* **Information**
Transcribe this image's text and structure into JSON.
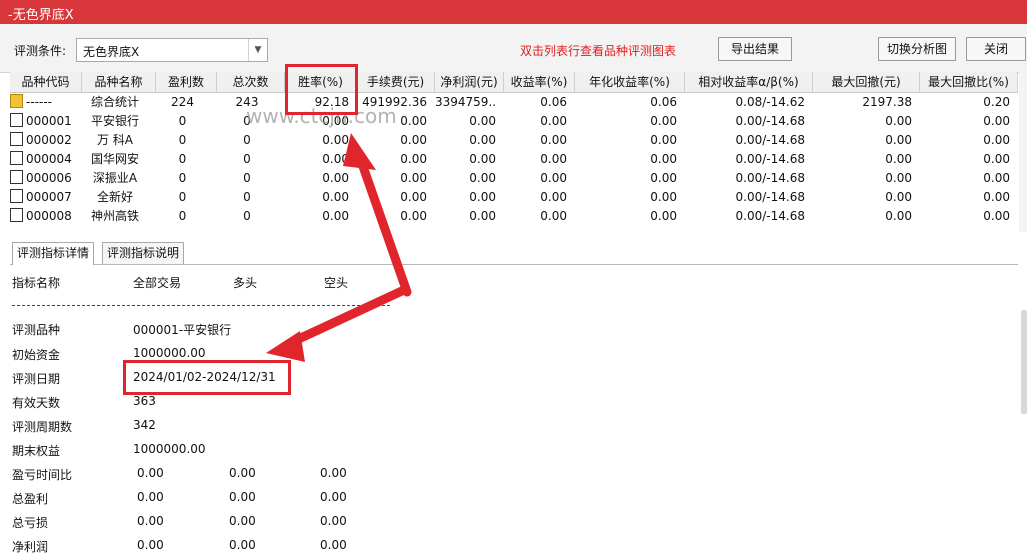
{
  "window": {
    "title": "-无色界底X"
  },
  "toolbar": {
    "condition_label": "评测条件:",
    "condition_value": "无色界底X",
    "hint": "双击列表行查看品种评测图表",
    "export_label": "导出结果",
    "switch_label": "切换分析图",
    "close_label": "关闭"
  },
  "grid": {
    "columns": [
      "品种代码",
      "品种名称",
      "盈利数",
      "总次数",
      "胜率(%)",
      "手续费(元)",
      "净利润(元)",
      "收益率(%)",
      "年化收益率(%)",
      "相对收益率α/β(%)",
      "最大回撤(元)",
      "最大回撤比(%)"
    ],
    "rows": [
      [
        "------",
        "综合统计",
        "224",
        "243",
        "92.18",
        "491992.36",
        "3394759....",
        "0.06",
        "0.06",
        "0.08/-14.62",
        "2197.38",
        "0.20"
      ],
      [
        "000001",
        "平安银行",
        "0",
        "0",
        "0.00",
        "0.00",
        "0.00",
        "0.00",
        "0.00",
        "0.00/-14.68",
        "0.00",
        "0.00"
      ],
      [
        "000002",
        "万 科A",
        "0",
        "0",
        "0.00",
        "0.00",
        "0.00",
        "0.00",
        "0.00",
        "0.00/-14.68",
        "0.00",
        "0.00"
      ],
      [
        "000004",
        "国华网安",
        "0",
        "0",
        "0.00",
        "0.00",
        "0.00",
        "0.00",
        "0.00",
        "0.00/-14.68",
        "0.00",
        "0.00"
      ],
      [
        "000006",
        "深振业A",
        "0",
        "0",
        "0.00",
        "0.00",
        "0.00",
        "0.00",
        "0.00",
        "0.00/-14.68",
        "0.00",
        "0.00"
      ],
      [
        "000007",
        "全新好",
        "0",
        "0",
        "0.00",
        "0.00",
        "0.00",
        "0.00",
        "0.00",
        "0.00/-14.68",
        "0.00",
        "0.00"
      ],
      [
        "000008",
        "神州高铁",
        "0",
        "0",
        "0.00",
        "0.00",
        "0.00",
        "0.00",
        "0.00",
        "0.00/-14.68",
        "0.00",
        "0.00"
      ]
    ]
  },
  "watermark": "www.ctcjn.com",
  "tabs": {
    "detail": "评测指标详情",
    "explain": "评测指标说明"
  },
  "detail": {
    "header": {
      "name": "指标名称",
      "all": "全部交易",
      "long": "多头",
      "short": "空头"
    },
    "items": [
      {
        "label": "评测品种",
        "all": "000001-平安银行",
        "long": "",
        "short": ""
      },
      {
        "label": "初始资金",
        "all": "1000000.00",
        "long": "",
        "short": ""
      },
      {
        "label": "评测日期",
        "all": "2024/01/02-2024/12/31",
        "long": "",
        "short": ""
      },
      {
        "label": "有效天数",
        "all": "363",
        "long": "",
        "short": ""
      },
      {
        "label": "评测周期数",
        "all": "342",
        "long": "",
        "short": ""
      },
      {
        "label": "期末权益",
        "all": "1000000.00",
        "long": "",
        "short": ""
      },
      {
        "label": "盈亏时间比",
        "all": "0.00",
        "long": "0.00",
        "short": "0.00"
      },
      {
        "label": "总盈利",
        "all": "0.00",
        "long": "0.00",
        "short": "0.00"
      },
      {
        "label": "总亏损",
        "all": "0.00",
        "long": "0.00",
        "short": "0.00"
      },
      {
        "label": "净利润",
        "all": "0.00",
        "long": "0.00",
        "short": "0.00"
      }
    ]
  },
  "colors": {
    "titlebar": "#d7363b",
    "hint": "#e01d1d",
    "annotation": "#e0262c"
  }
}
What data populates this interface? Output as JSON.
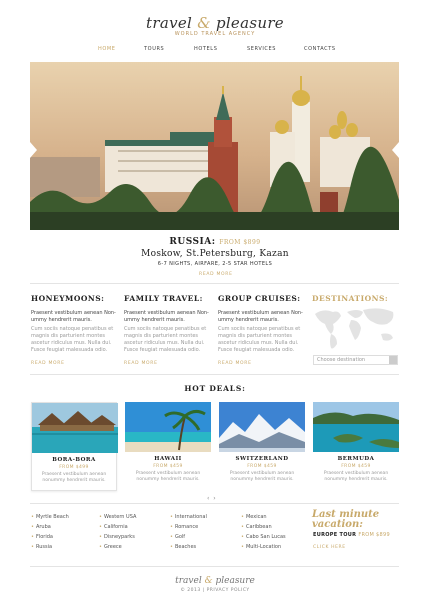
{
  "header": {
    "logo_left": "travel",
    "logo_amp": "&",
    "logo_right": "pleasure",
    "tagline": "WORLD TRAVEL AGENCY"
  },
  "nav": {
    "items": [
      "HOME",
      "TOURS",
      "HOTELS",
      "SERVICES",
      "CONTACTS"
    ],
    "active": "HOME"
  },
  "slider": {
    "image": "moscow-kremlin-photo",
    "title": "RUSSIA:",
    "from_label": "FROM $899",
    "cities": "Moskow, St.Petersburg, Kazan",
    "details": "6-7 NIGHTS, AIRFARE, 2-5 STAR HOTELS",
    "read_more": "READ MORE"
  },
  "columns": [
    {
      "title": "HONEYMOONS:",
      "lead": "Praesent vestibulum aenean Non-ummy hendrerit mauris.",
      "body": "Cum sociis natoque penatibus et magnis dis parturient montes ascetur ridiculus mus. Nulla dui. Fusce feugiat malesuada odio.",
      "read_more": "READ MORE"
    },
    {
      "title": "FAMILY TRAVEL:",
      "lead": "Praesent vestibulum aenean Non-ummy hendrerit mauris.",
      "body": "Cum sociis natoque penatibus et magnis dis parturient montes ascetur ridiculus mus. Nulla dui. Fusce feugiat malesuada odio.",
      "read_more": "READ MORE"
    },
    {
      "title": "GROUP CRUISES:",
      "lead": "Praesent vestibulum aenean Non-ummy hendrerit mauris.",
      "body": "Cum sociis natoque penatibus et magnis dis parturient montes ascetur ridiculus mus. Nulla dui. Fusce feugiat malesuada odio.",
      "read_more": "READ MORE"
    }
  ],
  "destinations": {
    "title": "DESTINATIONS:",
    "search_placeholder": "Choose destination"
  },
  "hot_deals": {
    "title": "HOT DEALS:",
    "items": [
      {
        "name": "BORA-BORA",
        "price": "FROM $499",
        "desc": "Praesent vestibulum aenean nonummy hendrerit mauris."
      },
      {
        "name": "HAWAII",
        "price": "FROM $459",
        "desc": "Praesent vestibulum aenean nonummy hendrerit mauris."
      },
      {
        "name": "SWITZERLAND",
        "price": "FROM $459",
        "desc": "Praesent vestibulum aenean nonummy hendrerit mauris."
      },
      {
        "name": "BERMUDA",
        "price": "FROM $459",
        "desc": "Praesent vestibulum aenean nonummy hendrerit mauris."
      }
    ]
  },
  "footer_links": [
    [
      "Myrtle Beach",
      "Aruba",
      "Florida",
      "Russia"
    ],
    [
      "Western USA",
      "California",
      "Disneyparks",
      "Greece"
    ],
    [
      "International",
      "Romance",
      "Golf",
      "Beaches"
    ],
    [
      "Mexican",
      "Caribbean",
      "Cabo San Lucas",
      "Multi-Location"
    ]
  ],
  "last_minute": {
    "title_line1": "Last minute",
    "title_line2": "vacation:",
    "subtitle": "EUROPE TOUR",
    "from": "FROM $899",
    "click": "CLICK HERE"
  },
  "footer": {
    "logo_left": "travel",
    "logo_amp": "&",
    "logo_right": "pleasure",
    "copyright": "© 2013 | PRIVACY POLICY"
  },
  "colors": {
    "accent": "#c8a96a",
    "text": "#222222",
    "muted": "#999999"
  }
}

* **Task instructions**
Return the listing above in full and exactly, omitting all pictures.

* **Answer to the exercise**
Transcribe this image's text and structure into JSON.
{
  "window": {
    "title": "-无色界底X"
  },
  "toolbar": {
    "condition_label": "评测条件:",
    "condition_value": "无色界底X",
    "hint": "双击列表行查看品种评测图表",
    "export_label": "导出结果",
    "switch_label": "切换分析图",
    "close_label": "关闭"
  },
  "grid": {
    "columns": [
      "品种代码",
      "品种名称",
      "盈利数",
      "总次数",
      "胜率(%)",
      "手续费(元)",
      "净利润(元)",
      "收益率(%)",
      "年化收益率(%)",
      "相对收益率α/β(%)",
      "最大回撤(元)",
      "最大回撤比(%)"
    ],
    "rows": [
      [
        "------",
        "综合统计",
        "224",
        "243",
        "92.18",
        "491992.36",
        "3394759....",
        "0.06",
        "0.06",
        "0.08/-14.62",
        "2197.38",
        "0.20"
      ],
      [
        "000001",
        "平安银行",
        "0",
        "0",
        "0.00",
        "0.00",
        "0.00",
        "0.00",
        "0.00",
        "0.00/-14.68",
        "0.00",
        "0.00"
      ],
      [
        "000002",
        "万 科A",
        "0",
        "0",
        "0.00",
        "0.00",
        "0.00",
        "0.00",
        "0.00",
        "0.00/-14.68",
        "0.00",
        "0.00"
      ],
      [
        "000004",
        "国华网安",
        "0",
        "0",
        "0.00",
        "0.00",
        "0.00",
        "0.00",
        "0.00",
        "0.00/-14.68",
        "0.00",
        "0.00"
      ],
      [
        "000006",
        "深振业A",
        "0",
        "0",
        "0.00",
        "0.00",
        "0.00",
        "0.00",
        "0.00",
        "0.00/-14.68",
        "0.00",
        "0.00"
      ],
      [
        "000007",
        "全新好",
        "0",
        "0",
        "0.00",
        "0.00",
        "0.00",
        "0.00",
        "0.00",
        "0.00/-14.68",
        "0.00",
        "0.00"
      ],
      [
        "000008",
        "神州高铁",
        "0",
        "0",
        "0.00",
        "0.00",
        "0.00",
        "0.00",
        "0.00",
        "0.00/-14.68",
        "0.00",
        "0.00"
      ]
    ]
  },
  "watermark": "www.ctcjn.com",
  "tabs": {
    "detail": "评测指标详情",
    "explain": "评测指标说明"
  },
  "detail": {
    "header": {
      "name": "指标名称",
      "all": "全部交易",
      "long": "多头",
      "short": "空头"
    },
    "items": [
      {
        "label": "评测品种",
        "all": "000001-平安银行",
        "long": "",
        "short": ""
      },
      {
        "label": "初始资金",
        "all": "1000000.00",
        "long": "",
        "short": ""
      },
      {
        "label": "评测日期",
        "all": "2024/01/02-2024/12/31",
        "long": "",
        "short": ""
      },
      {
        "label": "有效天数",
        "all": "363",
        "long": "",
        "short": ""
      },
      {
        "label": "评测周期数",
        "all": "342",
        "long": "",
        "short": ""
      },
      {
        "label": "期末权益",
        "all": "1000000.00",
        "long": "",
        "short": ""
      },
      {
        "label": "盈亏时间比",
        "all": "0.00",
        "long": "0.00",
        "short": "0.00"
      },
      {
        "label": "总盈利",
        "all": "0.00",
        "long": "0.00",
        "short": "0.00"
      },
      {
        "label": "总亏损",
        "all": "0.00",
        "long": "0.00",
        "short": "0.00"
      },
      {
        "label": "净利润",
        "all": "0.00",
        "long": "0.00",
        "short": "0.00"
      }
    ]
  },
  "colors": {
    "titlebar": "#d7363b",
    "hint": "#e01d1d",
    "annotation": "#e0262c"
  }
}
What data populates this interface? Output as JSON.
{
  "header": {
    "logo_left": "travel",
    "logo_amp": "&",
    "logo_right": "pleasure",
    "tagline": "WORLD TRAVEL AGENCY"
  },
  "nav": {
    "items": [
      "HOME",
      "TOURS",
      "HOTELS",
      "SERVICES",
      "CONTACTS"
    ],
    "active": "HOME"
  },
  "slider": {
    "image": "moscow-kremlin-photo",
    "title": "RUSSIA:",
    "from_label": "FROM $899",
    "cities": "Moskow, St.Petersburg, Kazan",
    "details": "6-7 NIGHTS, AIRFARE, 2-5 STAR HOTELS",
    "read_more": "READ MORE"
  },
  "columns": [
    {
      "title": "HONEYMOONS:",
      "lead": "Praesent vestibulum aenean Non-ummy hendrerit mauris.",
      "body": "Cum sociis natoque penatibus et magnis dis parturient montes ascetur ridiculus mus. Nulla dui. Fusce feugiat malesuada odio.",
      "read_more": "READ MORE"
    },
    {
      "title": "FAMILY TRAVEL:",
      "lead": "Praesent vestibulum aenean Non-ummy hendrerit mauris.",
      "body": "Cum sociis natoque penatibus et magnis dis parturient montes ascetur ridiculus mus. Nulla dui. Fusce feugiat malesuada odio.",
      "read_more": "READ MORE"
    },
    {
      "title": "GROUP CRUISES:",
      "lead": "Praesent vestibulum aenean Non-ummy hendrerit mauris.",
      "body": "Cum sociis natoque penatibus et magnis dis parturient montes ascetur ridiculus mus. Nulla dui. Fusce feugiat malesuada odio.",
      "read_more": "READ MORE"
    }
  ],
  "destinations": {
    "title": "DESTINATIONS:",
    "search_placeholder": "Choose destination"
  },
  "hot_deals": {
    "title": "HOT DEALS:",
    "items": [
      {
        "name": "BORA-BORA",
        "price": "FROM $499",
        "desc": "Praesent vestibulum aenean nonummy hendrerit mauris."
      },
      {
        "name": "HAWAII",
        "price": "FROM $459",
        "desc": "Praesent vestibulum aenean nonummy hendrerit mauris."
      },
      {
        "name": "SWITZERLAND",
        "price": "FROM $459",
        "desc": "Praesent vestibulum aenean nonummy hendrerit mauris."
      },
      {
        "name": "BERMUDA",
        "price": "FROM $459",
        "desc": "Praesent vestibulum aenean nonummy hendrerit mauris."
      }
    ]
  },
  "footer_links": [
    [
      "Myrtle Beach",
      "Aruba",
      "Florida",
      "Russia"
    ],
    [
      "Western USA",
      "California",
      "Disneyparks",
      "Greece"
    ],
    [
      "International",
      "Romance",
      "Golf",
      "Beaches"
    ],
    [
      "Mexican",
      "Caribbean",
      "Cabo San Lucas",
      "Multi-Location"
    ]
  ],
  "last_minute": {
    "title_line1": "Last minute",
    "title_line2": "vacation:",
    "subtitle": "EUROPE TOUR",
    "from": "FROM $899",
    "click": "CLICK HERE"
  },
  "footer": {
    "logo_left": "travel",
    "logo_amp": "&",
    "logo_right": "pleasure",
    "copyright": "© 2013 | PRIVACY POLICY"
  },
  "colors": {
    "accent": "#c8a96a",
    "text": "#222222",
    "muted": "#999999"
  }
}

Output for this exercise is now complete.